Nurse practitioner deployed to NYC during the worst of the pandemic
BY AMBER SMITH
Army Reserve Col. Patricia Goodyear is a nurse practitioner at Upstate University Hospital who spent two months at Queens Central Hospital caring for patients with COVID-19, when New York City was hardest hit by the pandemic.
Here’s more about her experience:
She joined the Army Reserve at age 23.
“I joined back in 1988. Most of my family members had been in the military
at some point, so it was always something I wanted to do.”
She mobilized in March with two days’ notice.
“I was not really given any information about where I was going. I was simply informed that I was being mobilized for the campaign against COVID-19. We were all brought to Utica to begin with, and then parts of our group were divided off into other places to form 85-man urban task forces to deal with this disease.”

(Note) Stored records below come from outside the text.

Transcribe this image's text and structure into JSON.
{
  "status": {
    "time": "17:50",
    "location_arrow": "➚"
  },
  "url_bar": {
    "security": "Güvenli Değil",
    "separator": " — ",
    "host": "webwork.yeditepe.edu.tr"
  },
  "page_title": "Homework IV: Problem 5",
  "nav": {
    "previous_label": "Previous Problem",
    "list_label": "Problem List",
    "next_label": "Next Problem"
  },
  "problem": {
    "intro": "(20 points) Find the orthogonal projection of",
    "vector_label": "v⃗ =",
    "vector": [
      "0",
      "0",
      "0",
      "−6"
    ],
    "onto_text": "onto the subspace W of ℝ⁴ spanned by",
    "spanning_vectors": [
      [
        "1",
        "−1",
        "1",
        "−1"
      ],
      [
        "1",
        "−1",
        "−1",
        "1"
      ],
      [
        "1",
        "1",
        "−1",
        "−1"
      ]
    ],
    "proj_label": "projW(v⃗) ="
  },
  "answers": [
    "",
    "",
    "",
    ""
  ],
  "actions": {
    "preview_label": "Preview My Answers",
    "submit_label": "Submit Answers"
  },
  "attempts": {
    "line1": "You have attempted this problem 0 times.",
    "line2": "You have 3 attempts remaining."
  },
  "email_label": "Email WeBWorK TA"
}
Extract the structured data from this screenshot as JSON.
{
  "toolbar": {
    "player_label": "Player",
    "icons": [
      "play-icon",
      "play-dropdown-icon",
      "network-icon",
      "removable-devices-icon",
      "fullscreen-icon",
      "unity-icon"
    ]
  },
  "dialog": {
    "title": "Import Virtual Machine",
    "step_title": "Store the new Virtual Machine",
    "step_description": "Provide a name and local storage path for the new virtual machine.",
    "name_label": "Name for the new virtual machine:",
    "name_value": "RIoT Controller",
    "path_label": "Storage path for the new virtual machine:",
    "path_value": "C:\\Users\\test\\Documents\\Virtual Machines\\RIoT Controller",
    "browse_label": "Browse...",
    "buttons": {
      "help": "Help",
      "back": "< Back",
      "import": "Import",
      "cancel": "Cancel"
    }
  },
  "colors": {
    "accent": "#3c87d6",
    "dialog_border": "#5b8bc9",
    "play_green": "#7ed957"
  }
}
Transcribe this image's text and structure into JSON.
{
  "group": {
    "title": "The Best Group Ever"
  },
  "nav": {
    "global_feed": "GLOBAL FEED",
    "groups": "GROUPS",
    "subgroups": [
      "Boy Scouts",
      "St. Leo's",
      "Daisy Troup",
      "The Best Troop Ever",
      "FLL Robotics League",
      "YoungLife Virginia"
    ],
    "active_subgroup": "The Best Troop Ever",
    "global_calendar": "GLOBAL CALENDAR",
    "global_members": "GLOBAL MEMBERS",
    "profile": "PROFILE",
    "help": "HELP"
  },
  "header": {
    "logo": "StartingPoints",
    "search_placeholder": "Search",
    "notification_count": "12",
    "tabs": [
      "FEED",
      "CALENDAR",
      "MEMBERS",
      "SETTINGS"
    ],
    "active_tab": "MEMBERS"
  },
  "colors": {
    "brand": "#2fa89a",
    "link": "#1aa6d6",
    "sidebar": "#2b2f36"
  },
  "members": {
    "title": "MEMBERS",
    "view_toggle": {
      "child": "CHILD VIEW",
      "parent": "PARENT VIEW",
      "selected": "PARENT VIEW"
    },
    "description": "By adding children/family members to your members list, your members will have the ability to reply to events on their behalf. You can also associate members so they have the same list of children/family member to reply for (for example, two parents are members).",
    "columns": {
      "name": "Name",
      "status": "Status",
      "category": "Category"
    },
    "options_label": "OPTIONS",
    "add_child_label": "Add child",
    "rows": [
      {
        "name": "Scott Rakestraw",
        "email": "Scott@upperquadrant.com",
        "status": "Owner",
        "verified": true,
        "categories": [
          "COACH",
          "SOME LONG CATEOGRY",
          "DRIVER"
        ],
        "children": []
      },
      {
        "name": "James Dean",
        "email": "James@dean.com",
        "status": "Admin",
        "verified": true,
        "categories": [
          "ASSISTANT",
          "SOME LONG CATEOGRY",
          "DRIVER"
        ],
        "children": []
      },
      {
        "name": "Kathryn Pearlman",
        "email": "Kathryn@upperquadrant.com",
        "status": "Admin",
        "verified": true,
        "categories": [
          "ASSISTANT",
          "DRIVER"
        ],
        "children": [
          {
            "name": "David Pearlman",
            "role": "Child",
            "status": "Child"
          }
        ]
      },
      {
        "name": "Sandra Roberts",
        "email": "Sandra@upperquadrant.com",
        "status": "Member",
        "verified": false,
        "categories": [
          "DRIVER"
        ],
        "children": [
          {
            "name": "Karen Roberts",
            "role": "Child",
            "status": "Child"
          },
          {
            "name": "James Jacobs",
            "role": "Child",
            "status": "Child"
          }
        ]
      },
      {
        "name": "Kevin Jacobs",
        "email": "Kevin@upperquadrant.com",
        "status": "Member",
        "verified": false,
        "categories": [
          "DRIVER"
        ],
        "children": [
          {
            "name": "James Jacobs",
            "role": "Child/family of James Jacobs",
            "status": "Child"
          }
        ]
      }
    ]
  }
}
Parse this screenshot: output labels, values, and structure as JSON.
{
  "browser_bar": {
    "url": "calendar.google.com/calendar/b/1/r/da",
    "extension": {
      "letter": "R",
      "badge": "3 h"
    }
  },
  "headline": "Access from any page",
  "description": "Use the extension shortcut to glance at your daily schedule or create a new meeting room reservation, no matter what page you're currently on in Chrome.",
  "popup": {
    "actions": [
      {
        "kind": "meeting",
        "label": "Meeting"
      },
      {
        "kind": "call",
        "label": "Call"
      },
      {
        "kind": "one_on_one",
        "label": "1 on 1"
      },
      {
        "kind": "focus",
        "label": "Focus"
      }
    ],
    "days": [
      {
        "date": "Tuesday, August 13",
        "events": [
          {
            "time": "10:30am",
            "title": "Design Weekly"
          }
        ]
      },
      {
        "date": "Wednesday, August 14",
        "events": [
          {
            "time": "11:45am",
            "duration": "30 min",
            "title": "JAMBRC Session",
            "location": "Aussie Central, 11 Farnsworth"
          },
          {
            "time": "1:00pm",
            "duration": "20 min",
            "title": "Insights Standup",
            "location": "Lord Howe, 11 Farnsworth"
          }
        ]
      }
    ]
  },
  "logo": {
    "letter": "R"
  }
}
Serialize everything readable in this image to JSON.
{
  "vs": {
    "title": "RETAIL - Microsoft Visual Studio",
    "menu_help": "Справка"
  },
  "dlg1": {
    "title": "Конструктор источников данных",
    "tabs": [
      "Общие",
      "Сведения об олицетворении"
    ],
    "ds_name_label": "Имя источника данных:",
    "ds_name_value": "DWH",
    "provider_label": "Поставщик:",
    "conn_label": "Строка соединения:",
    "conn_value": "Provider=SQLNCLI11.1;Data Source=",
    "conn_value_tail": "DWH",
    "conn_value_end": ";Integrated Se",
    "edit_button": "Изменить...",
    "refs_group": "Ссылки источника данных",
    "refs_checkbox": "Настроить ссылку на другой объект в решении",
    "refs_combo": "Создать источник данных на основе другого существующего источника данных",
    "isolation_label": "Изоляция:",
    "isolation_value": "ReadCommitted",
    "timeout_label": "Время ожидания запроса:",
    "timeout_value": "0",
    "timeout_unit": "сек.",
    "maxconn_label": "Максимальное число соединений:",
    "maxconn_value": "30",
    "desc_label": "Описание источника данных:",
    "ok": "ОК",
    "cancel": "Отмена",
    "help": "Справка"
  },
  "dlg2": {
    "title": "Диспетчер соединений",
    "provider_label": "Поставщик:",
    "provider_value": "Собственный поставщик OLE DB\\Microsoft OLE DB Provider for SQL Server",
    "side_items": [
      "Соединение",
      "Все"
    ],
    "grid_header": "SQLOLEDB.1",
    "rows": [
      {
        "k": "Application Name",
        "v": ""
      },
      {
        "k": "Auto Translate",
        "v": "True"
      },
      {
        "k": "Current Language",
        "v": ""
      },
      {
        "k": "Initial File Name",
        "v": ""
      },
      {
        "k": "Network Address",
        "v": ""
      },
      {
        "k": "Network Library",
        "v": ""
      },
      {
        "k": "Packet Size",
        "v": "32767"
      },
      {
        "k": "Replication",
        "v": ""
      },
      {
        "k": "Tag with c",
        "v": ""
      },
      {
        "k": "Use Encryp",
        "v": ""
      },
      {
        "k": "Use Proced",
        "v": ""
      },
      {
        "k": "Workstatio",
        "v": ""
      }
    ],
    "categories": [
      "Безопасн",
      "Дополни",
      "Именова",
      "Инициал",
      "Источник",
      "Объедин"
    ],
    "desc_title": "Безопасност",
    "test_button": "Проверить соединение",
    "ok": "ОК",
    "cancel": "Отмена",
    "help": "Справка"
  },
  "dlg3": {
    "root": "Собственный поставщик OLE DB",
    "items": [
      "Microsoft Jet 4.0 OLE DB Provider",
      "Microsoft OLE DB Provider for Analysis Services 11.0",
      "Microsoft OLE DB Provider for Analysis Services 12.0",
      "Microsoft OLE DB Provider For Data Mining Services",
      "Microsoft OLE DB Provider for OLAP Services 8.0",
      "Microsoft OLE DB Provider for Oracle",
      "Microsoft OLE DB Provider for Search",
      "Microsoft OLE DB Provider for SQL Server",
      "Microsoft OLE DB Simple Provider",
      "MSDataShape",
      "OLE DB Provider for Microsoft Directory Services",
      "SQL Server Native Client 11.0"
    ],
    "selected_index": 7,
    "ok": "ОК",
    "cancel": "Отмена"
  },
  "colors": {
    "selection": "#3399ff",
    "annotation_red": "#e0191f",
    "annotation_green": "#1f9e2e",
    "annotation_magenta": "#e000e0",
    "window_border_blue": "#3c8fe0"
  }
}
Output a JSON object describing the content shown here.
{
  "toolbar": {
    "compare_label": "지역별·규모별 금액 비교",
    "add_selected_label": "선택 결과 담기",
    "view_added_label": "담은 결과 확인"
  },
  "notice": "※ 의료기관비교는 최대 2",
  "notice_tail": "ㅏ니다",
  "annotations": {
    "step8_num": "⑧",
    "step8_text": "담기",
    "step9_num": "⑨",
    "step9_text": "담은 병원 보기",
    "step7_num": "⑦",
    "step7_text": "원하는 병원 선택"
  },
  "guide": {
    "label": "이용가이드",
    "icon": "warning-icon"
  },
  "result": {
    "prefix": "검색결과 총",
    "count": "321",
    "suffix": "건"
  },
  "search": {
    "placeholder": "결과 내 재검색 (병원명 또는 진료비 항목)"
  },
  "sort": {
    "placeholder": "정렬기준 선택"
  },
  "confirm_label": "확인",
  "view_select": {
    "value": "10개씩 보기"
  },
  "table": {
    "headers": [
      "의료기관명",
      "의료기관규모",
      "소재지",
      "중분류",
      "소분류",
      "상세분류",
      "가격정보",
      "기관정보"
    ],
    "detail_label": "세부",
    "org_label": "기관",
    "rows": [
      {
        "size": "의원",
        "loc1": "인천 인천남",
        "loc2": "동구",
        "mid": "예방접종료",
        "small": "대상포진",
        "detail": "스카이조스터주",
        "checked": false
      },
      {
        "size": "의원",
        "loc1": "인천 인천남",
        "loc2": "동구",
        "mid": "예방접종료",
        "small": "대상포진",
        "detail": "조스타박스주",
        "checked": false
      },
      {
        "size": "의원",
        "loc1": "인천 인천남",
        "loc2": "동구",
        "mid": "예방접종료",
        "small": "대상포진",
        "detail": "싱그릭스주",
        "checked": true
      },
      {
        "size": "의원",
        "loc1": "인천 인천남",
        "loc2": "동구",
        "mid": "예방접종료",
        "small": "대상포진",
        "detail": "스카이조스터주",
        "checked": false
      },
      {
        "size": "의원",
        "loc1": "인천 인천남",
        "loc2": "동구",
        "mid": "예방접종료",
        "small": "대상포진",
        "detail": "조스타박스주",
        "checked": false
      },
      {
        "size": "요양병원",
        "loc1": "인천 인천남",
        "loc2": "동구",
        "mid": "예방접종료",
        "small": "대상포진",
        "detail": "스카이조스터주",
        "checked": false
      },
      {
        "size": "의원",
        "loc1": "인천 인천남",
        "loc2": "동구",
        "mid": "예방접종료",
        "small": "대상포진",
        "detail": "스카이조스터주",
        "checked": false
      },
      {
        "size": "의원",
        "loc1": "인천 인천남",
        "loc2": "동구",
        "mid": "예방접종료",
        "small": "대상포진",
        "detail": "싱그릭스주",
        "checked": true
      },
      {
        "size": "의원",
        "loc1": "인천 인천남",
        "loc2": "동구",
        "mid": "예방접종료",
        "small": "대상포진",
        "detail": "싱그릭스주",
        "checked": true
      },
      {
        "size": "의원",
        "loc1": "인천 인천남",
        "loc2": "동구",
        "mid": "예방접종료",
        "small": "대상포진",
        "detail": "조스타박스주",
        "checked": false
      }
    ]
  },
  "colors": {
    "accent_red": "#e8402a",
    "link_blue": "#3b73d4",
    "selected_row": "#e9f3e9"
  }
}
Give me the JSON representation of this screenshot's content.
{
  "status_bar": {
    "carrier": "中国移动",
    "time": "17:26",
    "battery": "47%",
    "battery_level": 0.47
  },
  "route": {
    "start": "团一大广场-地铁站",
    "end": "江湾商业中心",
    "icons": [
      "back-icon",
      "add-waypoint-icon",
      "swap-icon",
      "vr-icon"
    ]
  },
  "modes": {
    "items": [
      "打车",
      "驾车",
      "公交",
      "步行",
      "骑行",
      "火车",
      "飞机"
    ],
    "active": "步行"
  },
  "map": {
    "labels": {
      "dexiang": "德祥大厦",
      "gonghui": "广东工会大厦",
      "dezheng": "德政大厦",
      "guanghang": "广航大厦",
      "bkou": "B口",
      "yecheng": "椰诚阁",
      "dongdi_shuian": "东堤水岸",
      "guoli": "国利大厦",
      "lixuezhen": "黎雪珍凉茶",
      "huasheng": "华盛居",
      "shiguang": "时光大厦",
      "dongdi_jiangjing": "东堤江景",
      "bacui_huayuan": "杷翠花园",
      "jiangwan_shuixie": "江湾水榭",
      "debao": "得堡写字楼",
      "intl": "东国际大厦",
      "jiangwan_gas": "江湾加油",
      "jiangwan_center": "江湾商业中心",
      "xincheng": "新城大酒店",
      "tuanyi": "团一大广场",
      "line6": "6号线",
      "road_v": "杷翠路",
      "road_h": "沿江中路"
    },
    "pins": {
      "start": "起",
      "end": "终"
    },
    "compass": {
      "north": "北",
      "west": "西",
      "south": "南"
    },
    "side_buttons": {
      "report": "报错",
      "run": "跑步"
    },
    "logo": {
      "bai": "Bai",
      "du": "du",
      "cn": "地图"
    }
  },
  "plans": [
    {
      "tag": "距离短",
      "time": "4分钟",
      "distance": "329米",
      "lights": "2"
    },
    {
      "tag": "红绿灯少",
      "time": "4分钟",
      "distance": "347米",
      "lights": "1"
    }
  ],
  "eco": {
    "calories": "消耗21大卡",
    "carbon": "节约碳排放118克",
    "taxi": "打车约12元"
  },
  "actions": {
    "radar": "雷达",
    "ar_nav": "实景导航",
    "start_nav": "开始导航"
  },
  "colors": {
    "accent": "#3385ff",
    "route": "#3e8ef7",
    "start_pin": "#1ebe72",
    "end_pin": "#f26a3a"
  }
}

She was glad to serve.
“Honestly I thought it was an amazing chance to be able to help in a situation where you’re watching on the television news day after day a city within our state just suffering with this disease and needing health care providers.
“I also felt like for me, because I have five children — my oldest is 12, and my youngest is 6 — I didn’t have to worry about bringing it home to my kids every night.
“I won’t say I was excited because it is hard to leave home and leave your children, but I was glad to be able to help.”
She worked long hours.
“I have an acute care and critical care background, so they put me in the medical intensive care unit, which had some very severe needs at that time. Quite a few of their staff had contracted COVID-19. They had exposed themselves without realizing it because in the beginning, if the
patient didn’t come in with symptoms of COVID-19, the staff didn’t take precautions.
“We worked 12 to 14 hours a day six days a week. Queens Central Hospital uses EPIC for their electronic medical records, and we use EPIC at Upstate. That made my transition that much easier, because I knew how to use the charting system.”
She saw patients who did not survive.
“I had a few patients that I thought were going to do OK. In particular there was a patient that we had extubated (removed him from a ventilator) who was very young, in his 30s. After he was extubated, he seemed to be doing well and got transferred out of the ICU. When I went back into the records in EPIC, his name showed up. It said “discharged to morgue.” I couldn’t believe it.
“Most of the patients I treated were young. It was very hard for me.”
She and her team stayed healthy.
“Handwashing, hand sanitizer, wearing a mask and social distancing does a lot more than people give it credit for.
“We had 85 people in my task force, and there was another task force nearby. None of us caught COVID-19, and we were involved in caring for patients with COVID-19 daily for over two months. What was universal among all of us was social distancing, wearing a mask, using good handwashing and hand sanitizing.”